Supplied material
=======

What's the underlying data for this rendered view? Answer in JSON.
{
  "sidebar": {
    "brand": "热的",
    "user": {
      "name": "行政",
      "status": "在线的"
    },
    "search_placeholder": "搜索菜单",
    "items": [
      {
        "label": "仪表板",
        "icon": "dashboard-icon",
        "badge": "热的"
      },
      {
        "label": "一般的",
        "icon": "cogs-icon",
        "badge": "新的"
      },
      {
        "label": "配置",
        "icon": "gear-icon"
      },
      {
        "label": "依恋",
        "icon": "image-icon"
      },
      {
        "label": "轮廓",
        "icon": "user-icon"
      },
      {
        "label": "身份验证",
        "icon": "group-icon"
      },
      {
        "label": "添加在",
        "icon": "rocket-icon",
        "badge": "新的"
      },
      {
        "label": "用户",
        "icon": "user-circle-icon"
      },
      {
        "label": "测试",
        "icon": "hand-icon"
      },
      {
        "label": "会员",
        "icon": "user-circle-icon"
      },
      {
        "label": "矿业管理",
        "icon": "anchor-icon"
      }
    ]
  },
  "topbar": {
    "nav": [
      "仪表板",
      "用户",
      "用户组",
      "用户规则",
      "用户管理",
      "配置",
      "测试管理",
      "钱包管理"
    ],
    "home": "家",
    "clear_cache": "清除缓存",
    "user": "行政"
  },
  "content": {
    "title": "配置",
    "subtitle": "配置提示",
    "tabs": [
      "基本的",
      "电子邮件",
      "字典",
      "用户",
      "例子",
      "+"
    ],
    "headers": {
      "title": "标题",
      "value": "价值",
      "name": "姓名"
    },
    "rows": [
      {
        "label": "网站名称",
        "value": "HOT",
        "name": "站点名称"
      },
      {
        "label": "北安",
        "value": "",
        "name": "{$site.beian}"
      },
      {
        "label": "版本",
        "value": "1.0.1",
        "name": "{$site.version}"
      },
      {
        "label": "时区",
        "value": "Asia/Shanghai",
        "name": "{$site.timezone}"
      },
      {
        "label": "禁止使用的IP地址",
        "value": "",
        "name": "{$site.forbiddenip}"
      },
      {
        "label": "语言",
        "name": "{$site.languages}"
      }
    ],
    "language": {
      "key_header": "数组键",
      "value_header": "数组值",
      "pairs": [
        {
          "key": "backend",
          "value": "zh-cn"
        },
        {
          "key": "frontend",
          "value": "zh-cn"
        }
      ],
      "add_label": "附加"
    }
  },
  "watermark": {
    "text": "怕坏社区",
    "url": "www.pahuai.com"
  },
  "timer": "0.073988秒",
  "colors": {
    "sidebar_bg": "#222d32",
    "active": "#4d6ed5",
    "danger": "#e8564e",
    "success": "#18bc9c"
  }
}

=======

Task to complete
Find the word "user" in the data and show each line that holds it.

Exercise result
    "user": {
        "icon": "user-icon"
        "icon": "user-circle-icon"
        "icon": "user-circle-icon"
    "user": "行政"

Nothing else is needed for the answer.